Exercise brief: Pick every line out of the entries below that has the string "Google", and copy it.

++++ Raw data

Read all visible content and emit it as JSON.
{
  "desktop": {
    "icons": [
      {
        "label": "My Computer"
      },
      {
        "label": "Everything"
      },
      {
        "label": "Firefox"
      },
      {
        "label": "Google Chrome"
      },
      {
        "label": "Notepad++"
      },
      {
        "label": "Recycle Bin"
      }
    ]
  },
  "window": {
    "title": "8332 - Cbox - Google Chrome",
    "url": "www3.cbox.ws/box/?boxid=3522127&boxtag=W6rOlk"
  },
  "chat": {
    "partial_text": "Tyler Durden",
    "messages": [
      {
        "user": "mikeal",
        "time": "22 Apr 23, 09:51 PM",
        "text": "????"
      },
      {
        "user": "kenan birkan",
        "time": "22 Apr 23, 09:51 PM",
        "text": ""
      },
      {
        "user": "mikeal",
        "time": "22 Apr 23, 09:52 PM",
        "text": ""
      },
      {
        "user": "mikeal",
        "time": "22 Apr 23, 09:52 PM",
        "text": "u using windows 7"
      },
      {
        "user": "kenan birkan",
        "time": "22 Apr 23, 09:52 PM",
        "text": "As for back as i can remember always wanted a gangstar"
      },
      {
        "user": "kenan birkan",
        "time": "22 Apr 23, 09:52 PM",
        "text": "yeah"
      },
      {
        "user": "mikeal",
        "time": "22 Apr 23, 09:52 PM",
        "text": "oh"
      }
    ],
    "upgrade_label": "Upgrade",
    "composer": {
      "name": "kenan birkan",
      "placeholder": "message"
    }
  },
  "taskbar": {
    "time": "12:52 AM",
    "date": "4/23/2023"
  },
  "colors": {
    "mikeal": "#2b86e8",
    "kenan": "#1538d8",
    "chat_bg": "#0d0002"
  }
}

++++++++

Output for this task:
        "label": "Google Chrome"
    "title": "8332 - Cbox - Google Chrome",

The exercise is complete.